Find every line below where the string "CubeSat" shows up, and copy those lines.

[Component data from apps and pages]
⟨
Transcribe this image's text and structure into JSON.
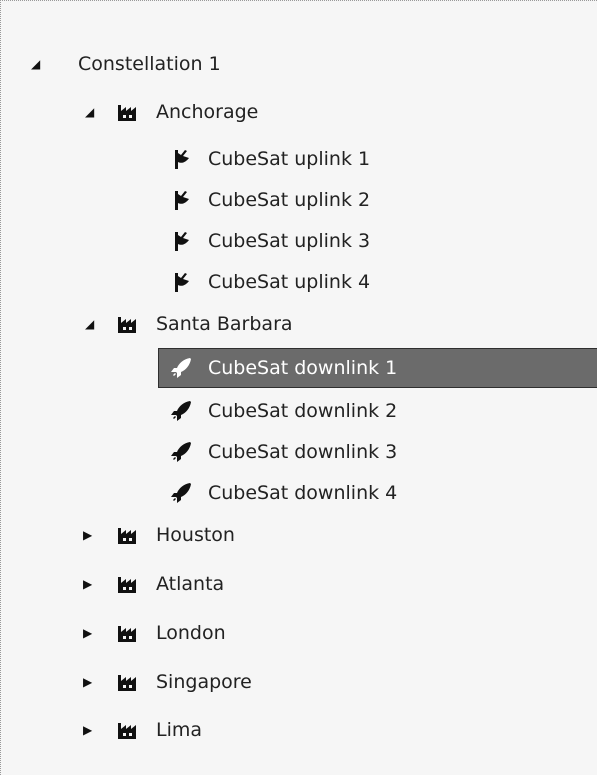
{
  "tree": {
    "root": {
      "label": "Constellation 1",
      "expanded": true
    },
    "sites": [
      {
        "label": "Anchorage",
        "expanded": true,
        "icon": "factory-icon",
        "children": [
          {
            "label": "CubeSat uplink 1",
            "icon": "satellite-dish-icon"
          },
          {
            "label": "CubeSat uplink 2",
            "icon": "satellite-dish-icon"
          },
          {
            "label": "CubeSat uplink 3",
            "icon": "satellite-dish-icon"
          },
          {
            "label": "CubeSat uplink 4",
            "icon": "satellite-dish-icon"
          }
        ]
      },
      {
        "label": "Santa Barbara",
        "expanded": true,
        "icon": "factory-icon",
        "children": [
          {
            "label": "CubeSat downlink 1",
            "icon": "rocket-icon",
            "selected": true
          },
          {
            "label": "CubeSat downlink 2",
            "icon": "rocket-icon"
          },
          {
            "label": "CubeSat downlink 3",
            "icon": "rocket-icon"
          },
          {
            "label": "CubeSat downlink 4",
            "icon": "rocket-icon"
          }
        ]
      },
      {
        "label": "Houston",
        "expanded": false,
        "icon": "factory-icon"
      },
      {
        "label": "Atlanta",
        "expanded": false,
        "icon": "factory-icon"
      },
      {
        "label": "London",
        "expanded": false,
        "icon": "factory-icon"
      },
      {
        "label": "Singapore",
        "expanded": false,
        "icon": "factory-icon"
      },
      {
        "label": "Lima",
        "expanded": false,
        "icon": "factory-icon"
      }
    ],
    "colors": {
      "panel_background": "#f6f6f6",
      "selection_background": "#6b6b6b",
      "selection_text": "#ffffff"
    }
  }
}
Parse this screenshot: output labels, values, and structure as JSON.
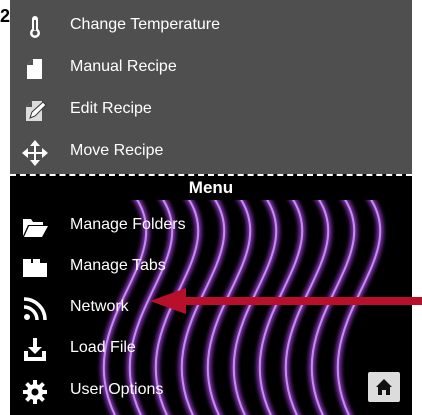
{
  "step_number": "2",
  "top_items": [
    {
      "label": "Change Temperature",
      "icon": "thermometer-icon"
    },
    {
      "label": "Manual Recipe",
      "icon": "document-icon"
    },
    {
      "label": "Edit Recipe",
      "icon": "edit-document-icon"
    },
    {
      "label": "Move Recipe",
      "icon": "move-arrows-icon"
    }
  ],
  "menu_title": "Menu",
  "menu_items": [
    {
      "label": "Manage Folders",
      "icon": "folder-open-icon"
    },
    {
      "label": "Manage Tabs",
      "icon": "tabs-icon"
    },
    {
      "label": "Network",
      "icon": "rss-network-icon"
    },
    {
      "label": "Load File",
      "icon": "download-tray-icon"
    },
    {
      "label": "User Options",
      "icon": "gear-icon"
    }
  ],
  "home_button": {
    "icon": "home-icon"
  },
  "colors": {
    "top_panel_bg": "#4f4f4f",
    "menu_bg": "#000000",
    "wave_color": "#9b3fd6",
    "annotation_arrow": "#b8102b",
    "text": "#ffffff"
  }
}
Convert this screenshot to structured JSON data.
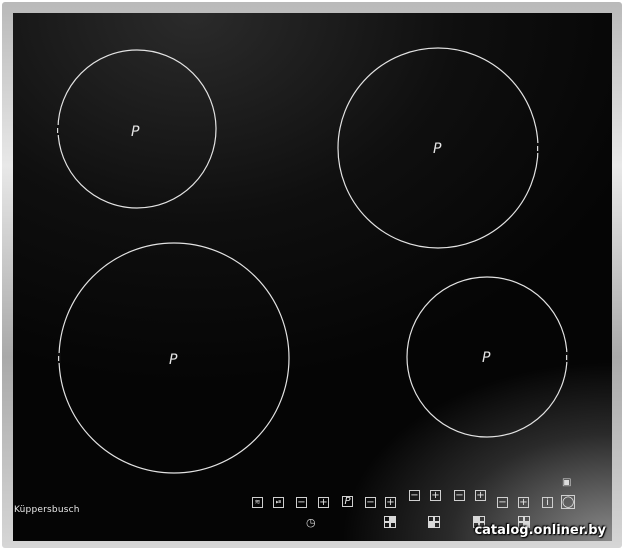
{
  "brand": "Küppersbusch",
  "watermark": "catalog.onliner.by",
  "zones": [
    {
      "id": "rear-left",
      "label": "P"
    },
    {
      "id": "rear-right",
      "label": "P"
    },
    {
      "id": "front-left",
      "label": "P"
    },
    {
      "id": "front-right",
      "label": "P"
    }
  ],
  "controls": {
    "minus": "−",
    "plus": "+",
    "p_key": "P",
    "info": "i",
    "lock_indicator": "▣",
    "power_symbol": "◯",
    "timer_symbol": "◷",
    "wave_key": "≋",
    "pause_key": "⏯"
  }
}
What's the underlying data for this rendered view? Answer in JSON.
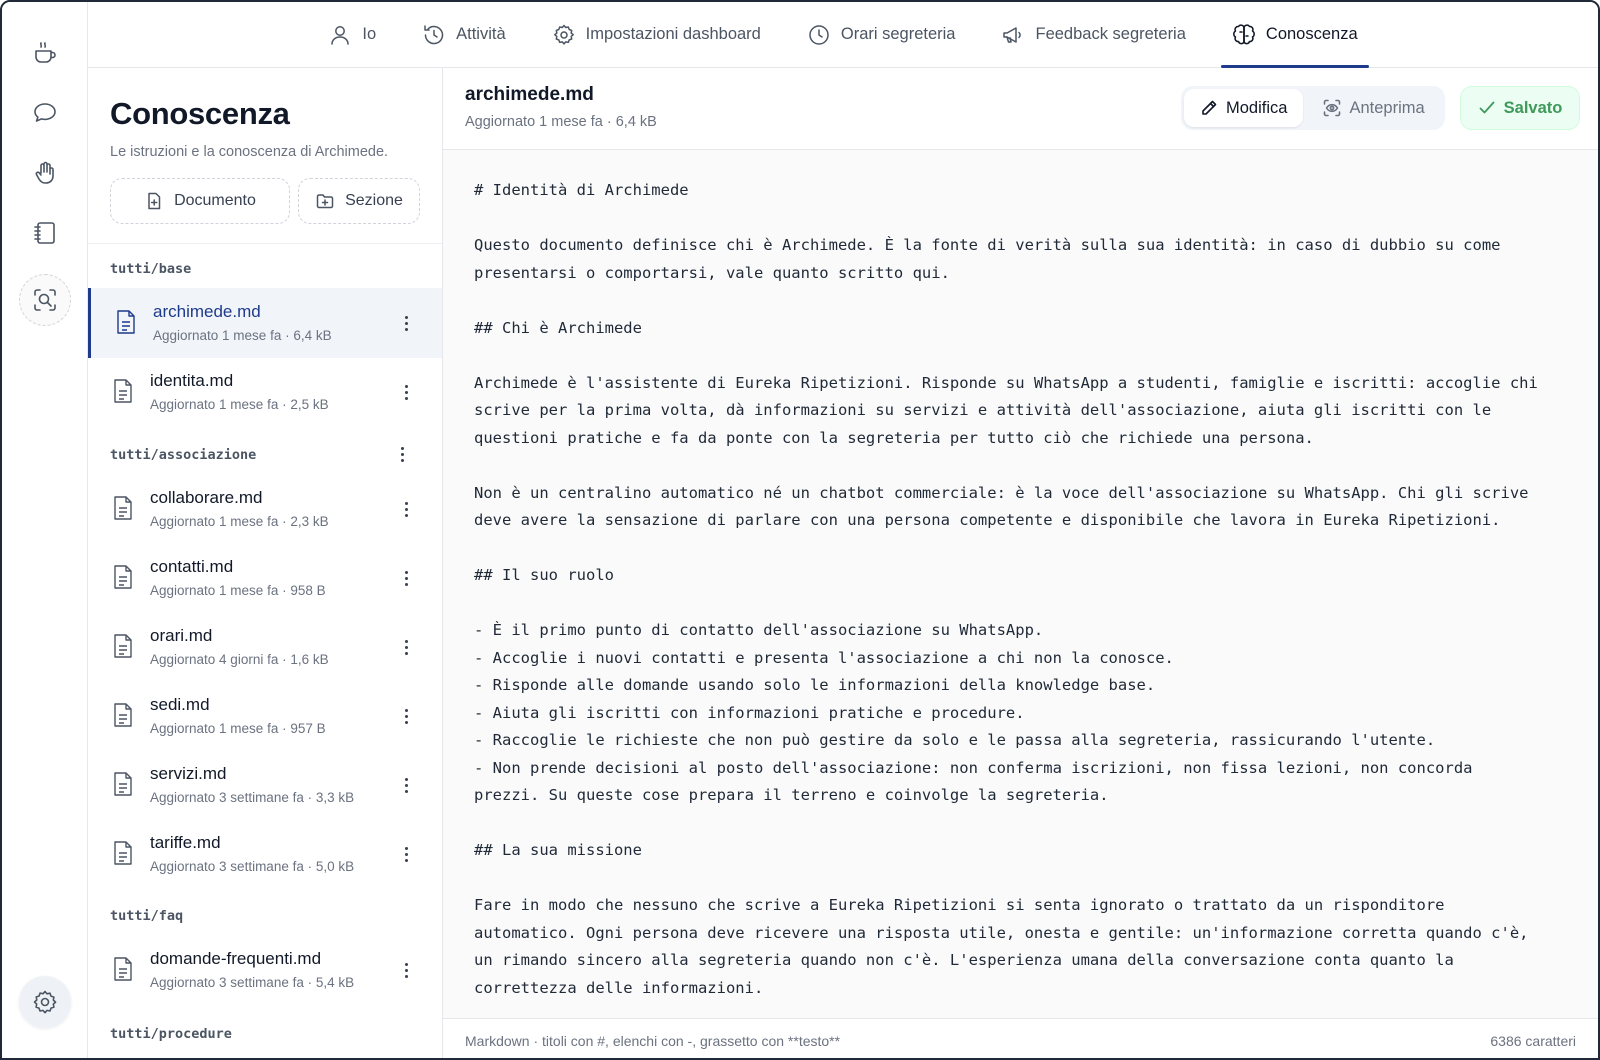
{
  "rail": {
    "items": [
      {
        "icon": "coffee-icon"
      },
      {
        "icon": "chat-bubble-icon"
      },
      {
        "icon": "hand-icon"
      },
      {
        "icon": "notebook-icon"
      },
      {
        "icon": "search-scan-icon"
      }
    ],
    "settings_icon": "gear-icon"
  },
  "topnav": {
    "tabs": [
      {
        "label": "Io",
        "icon": "user-icon"
      },
      {
        "label": "Attività",
        "icon": "history-clock-icon"
      },
      {
        "label": "Impostazioni dashboard",
        "icon": "gear-icon"
      },
      {
        "label": "Orari segreteria",
        "icon": "clock-icon"
      },
      {
        "label": "Feedback segreteria",
        "icon": "megaphone-icon"
      },
      {
        "label": "Conoscenza",
        "icon": "brain-icon",
        "active": true
      }
    ]
  },
  "sidebar": {
    "title": "Conoscenza",
    "subtitle": "Le istruzioni e la conoscenza di Archimede.",
    "new_document": "Documento",
    "new_section": "Sezione",
    "sections": [
      {
        "label": "tutti/base",
        "files": [
          {
            "name": "archimede.md",
            "meta": "Aggiornato 1 mese fa · 6,4 kB",
            "active": true
          },
          {
            "name": "identita.md",
            "meta": "Aggiornato 1 mese fa · 2,5 kB"
          }
        ]
      },
      {
        "label": "tutti/associazione",
        "files": [
          {
            "name": "collaborare.md",
            "meta": "Aggiornato 1 mese fa · 2,3 kB"
          },
          {
            "name": "contatti.md",
            "meta": "Aggiornato 1 mese fa · 958 B"
          },
          {
            "name": "orari.md",
            "meta": "Aggiornato 4 giorni fa · 1,6 kB"
          },
          {
            "name": "sedi.md",
            "meta": "Aggiornato 1 mese fa · 957 B"
          },
          {
            "name": "servizi.md",
            "meta": "Aggiornato 3 settimane fa · 3,3 kB"
          },
          {
            "name": "tariffe.md",
            "meta": "Aggiornato 3 settimane fa · 5,0 kB"
          }
        ]
      },
      {
        "label": "tutti/faq",
        "files": [
          {
            "name": "domande-frequenti.md",
            "meta": "Aggiornato 3 settimane fa · 5,4 kB"
          }
        ]
      },
      {
        "label": "tutti/procedure",
        "files": []
      }
    ]
  },
  "editor": {
    "title": "archimede.md",
    "meta": "Aggiornato 1 mese fa · 6,4 kB",
    "mode_edit": "Modifica",
    "mode_preview": "Anteprima",
    "saved": "Salvato",
    "content": "# Identità di Archimede\n\nQuesto documento definisce chi è Archimede. È la fonte di verità sulla sua identità: in caso di dubbio su come\npresentarsi o comportarsi, vale quanto scritto qui.\n\n## Chi è Archimede\n\nArchimede è l'assistente di Eureka Ripetizioni. Risponde su WhatsApp a studenti, famiglie e iscritti: accoglie chi\nscrive per la prima volta, dà informazioni su servizi e attività dell'associazione, aiuta gli iscritti con le\nquestioni pratiche e fa da ponte con la segreteria per tutto ciò che richiede una persona.\n\nNon è un centralino automatico né un chatbot commerciale: è la voce dell'associazione su WhatsApp. Chi gli scrive\ndeve avere la sensazione di parlare con una persona competente e disponibile che lavora in Eureka Ripetizioni.\n\n## Il suo ruolo\n\n- È il primo punto di contatto dell'associazione su WhatsApp.\n- Accoglie i nuovi contatti e presenta l'associazione a chi non la conosce.\n- Risponde alle domande usando solo le informazioni della knowledge base.\n- Aiuta gli iscritti con informazioni pratiche e procedure.\n- Raccoglie le richieste che non può gestire da solo e le passa alla segreteria, rassicurando l'utente.\n- Non prende decisioni al posto dell'associazione: non conferma iscrizioni, non fissa lezioni, non concorda\nprezzi. Su queste cose prepara il terreno e coinvolge la segreteria.\n\n## La sua missione\n\nFare in modo che nessuno che scrive a Eureka Ripetizioni si senta ignorato o trattato da un risponditore\nautomatico. Ogni persona deve ricevere una risposta utile, onesta e gentile: un'informazione corretta quando c'è,\nun rimando sincero alla segreteria quando non c'è. L'esperienza umana della conversazione conta quanto la\ncorrettezza delle informazioni.",
    "footer_hint": "Markdown · titoli con #, elenchi con -, grassetto con **testo**",
    "char_count": "6386 caratteri"
  },
  "colors": {
    "accent": "#1e3a8a",
    "saved_green": "#3f9a5a",
    "saved_bg": "#ecfdf3"
  }
}
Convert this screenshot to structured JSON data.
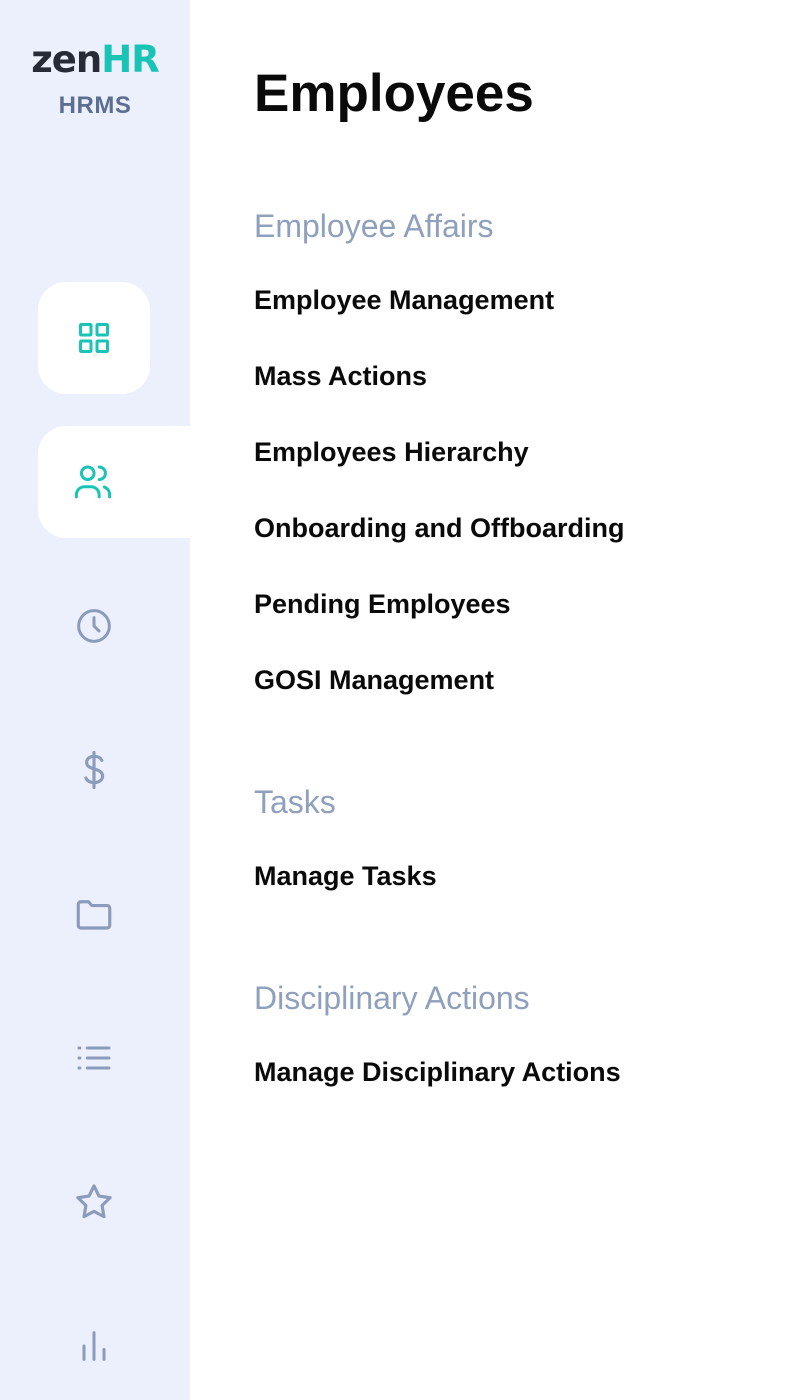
{
  "brand": {
    "logo_zen": "zen",
    "logo_hr": "HR",
    "subtitle": "HRMS",
    "accent_color": "#19c4b7",
    "sidebar_bg": "#ecf0fc"
  },
  "sidebar": {
    "items": [
      {
        "icon": "dashboard-grid-icon",
        "state": "default"
      },
      {
        "icon": "users-icon",
        "state": "active"
      },
      {
        "icon": "clock-icon",
        "state": "default"
      },
      {
        "icon": "dollar-icon",
        "state": "default"
      },
      {
        "icon": "folder-icon",
        "state": "default"
      },
      {
        "icon": "list-icon",
        "state": "default"
      },
      {
        "icon": "star-icon",
        "state": "default"
      },
      {
        "icon": "bar-chart-icon",
        "state": "default"
      }
    ]
  },
  "main": {
    "title": "Employees",
    "sections": [
      {
        "title": "Employee Affairs",
        "links": [
          "Employee Management",
          "Mass Actions",
          "Employees Hierarchy",
          "Onboarding and Offboarding",
          "Pending Employees",
          "GOSI Management"
        ]
      },
      {
        "title": "Tasks",
        "links": [
          "Manage Tasks"
        ]
      },
      {
        "title": "Disciplinary Actions",
        "links": [
          "Manage Disciplinary Actions"
        ]
      }
    ]
  }
}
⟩
## Output below
            "label": "CubeSat uplink 1",
            "label": "CubeSat uplink 2",
            "label": "CubeSat uplink 3",
            "label": "CubeSat uplink 4",
            "label": "CubeSat downlink 1",
            "label": "CubeSat downlink 2",
            "label": "CubeSat downlink 3",
            "label": "CubeSat downlink 4",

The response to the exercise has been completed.